Official ESCRS | European Society of Cataract & Refractive Surgeons



Search Title by author or title

Advancing cataract and refractive surgical and therapeutic applications through new ophthalmic laser technology

Poster Details

First Author: S.Rowen USA

Co Author(s):    A. Hipsley   L. Gualdi   S. Shah   R. Ang   M. Jackson        

Abstract Details


To evaluate and compare the characteristics of the past & present lasers in ophthalmology and the role of advanced biophotonics in cataract and refractive surgery as well as ocular therapies.


Clinical Research Institute of Laser Medicine, Ulm Germany.


A comparison and evaluation was conducted of the lasers used historically in ophthalmology and the evolution of new wavelengths being used now and those on the horizon of the future. A comparison of clinical outcomes is offered as evidence of the value proposition of supporting innovation in ophthalmology.
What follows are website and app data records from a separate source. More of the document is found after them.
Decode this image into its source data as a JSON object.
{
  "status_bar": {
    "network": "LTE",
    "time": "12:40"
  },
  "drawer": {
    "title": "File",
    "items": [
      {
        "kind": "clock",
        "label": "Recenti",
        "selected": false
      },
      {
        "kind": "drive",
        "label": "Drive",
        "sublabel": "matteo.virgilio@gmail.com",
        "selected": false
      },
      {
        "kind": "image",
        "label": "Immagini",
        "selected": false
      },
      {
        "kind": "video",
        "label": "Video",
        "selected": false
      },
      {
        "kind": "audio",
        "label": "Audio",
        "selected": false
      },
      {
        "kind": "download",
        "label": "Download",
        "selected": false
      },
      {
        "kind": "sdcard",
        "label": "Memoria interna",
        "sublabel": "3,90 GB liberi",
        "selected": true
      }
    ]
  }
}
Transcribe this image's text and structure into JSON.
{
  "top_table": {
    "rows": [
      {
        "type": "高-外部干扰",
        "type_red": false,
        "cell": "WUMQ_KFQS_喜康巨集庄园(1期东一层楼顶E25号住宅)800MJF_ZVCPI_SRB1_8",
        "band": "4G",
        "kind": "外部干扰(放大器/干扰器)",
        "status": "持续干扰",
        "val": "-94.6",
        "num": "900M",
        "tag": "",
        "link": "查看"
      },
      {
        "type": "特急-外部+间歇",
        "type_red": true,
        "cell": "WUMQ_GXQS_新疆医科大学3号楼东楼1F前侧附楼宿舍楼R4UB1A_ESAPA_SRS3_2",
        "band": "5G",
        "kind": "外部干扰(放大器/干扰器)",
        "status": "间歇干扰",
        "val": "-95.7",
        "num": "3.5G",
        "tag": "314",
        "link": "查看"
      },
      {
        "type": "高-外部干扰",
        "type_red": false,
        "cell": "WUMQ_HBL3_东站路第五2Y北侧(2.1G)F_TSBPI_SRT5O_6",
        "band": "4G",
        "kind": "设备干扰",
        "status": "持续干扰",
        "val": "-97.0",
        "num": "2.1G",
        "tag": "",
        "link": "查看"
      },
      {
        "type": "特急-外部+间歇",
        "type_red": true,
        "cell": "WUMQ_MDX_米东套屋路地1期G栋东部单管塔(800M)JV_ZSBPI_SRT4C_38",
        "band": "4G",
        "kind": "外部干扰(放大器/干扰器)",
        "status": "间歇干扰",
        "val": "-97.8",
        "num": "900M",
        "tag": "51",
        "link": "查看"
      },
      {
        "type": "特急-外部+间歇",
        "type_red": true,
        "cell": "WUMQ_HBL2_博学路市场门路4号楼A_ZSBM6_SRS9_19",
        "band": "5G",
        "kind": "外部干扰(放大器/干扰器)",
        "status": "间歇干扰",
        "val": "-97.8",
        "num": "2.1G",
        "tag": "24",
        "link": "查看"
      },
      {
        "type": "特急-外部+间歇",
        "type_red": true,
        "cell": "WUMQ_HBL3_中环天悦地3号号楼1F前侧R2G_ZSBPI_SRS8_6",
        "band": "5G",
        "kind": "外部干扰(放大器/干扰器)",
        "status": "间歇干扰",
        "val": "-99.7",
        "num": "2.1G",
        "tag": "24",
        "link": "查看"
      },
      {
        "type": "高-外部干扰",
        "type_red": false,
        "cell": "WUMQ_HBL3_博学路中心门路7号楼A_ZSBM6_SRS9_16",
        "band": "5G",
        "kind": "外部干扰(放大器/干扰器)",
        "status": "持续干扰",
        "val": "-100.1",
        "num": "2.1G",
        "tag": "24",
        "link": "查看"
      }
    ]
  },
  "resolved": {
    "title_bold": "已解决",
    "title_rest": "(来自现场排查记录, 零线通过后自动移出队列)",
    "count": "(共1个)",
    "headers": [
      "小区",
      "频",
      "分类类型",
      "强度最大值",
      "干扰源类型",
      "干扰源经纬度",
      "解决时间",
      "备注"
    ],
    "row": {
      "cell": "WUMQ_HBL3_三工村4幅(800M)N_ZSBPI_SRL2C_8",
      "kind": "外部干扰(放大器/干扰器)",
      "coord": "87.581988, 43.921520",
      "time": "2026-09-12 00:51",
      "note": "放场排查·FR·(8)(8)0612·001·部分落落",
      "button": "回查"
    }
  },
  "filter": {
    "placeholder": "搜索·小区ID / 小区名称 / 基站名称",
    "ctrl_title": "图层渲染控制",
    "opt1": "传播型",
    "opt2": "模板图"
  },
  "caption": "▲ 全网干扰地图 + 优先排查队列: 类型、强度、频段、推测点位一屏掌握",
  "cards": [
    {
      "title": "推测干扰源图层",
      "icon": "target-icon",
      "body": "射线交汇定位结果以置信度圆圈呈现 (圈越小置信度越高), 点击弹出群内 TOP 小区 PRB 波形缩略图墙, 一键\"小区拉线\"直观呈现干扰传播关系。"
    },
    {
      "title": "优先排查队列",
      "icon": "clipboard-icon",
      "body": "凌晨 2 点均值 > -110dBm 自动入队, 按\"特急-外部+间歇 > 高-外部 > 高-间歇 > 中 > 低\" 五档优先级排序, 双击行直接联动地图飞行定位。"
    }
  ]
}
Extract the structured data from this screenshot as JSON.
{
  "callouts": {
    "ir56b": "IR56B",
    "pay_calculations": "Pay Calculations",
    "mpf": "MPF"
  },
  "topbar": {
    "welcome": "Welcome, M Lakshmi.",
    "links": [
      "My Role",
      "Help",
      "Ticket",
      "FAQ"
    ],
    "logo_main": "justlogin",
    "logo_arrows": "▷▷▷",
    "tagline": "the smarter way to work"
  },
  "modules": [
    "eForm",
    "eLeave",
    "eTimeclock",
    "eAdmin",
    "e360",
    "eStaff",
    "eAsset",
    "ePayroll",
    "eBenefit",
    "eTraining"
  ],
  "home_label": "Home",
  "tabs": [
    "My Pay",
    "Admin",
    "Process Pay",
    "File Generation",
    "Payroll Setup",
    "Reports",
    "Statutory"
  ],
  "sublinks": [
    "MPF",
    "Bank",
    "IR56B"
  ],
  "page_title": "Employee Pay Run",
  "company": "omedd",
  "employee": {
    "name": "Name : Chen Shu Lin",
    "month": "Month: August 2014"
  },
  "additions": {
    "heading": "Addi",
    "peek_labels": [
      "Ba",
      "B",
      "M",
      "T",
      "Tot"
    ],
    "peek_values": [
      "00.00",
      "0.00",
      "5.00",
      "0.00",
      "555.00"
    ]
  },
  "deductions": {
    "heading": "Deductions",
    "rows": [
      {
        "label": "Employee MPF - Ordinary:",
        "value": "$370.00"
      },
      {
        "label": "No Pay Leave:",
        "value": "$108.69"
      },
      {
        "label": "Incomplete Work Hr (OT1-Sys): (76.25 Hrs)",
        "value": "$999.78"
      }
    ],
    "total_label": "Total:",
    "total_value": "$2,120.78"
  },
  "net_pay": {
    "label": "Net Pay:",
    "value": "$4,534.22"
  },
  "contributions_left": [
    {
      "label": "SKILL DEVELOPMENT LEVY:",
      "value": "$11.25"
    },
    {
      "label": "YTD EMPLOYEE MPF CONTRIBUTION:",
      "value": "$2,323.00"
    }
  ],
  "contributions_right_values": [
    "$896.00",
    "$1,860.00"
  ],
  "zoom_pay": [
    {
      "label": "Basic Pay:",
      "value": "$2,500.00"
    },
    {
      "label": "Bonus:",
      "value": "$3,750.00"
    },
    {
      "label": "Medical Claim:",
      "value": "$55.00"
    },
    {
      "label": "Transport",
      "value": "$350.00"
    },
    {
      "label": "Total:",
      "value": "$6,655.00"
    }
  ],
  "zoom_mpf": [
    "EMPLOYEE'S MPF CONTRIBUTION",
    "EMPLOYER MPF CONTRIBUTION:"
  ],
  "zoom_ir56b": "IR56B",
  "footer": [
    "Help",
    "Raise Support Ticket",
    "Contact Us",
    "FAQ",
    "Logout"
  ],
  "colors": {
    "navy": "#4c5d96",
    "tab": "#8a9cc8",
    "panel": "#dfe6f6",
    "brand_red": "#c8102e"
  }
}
We further define and describe the laser tissue interaction of each wavelength related to its use in ophthalmology. The impact of these exciting biophotonic advances on new safety and precision standards in cataract, refractive, and presbyopic surgery is also discussed.


The use of lasers in ophthalmology have proven effective modalities for treating various refractive disorders, retinal disorders, glaucoma, and age-related macular degeneration. Advances in ophthalmic laser technology has minimized iatrogenic damage while maintaining therapeutic effects and has evolved significantly since its introduction more than half a century ago. These innovations have included both optimizations of laser parameters in addition to the development of novel laser delivery systems. This review summarizes recent innovations in retinal laser technology, including subthreshold micropulse laser, selective laser therapy, selective wavelengths, innovative modes of laser delivery including pattern scanning lasers, and newly developed diode lasers.


Lasers have been used successfully in ophthalmology for almost 3 decades with the most utilized being Excimer lasers. However, as photonics technology and delivery systems become more sophisticated other wavelengths are being explored, applied and even returning to the ophthalmic field of use. The expansion of new wavelengths such as femtosecond lasers, diode pumped solid state technologies as well as new laser wavelenghts open many treatment opportunities and clinical applications that were not possible before.

Financial Disclosure:

... receives consulting fees, retainer, or contract payments from a company producing, developing or supplying the product or procedure presented

Back to Poster listing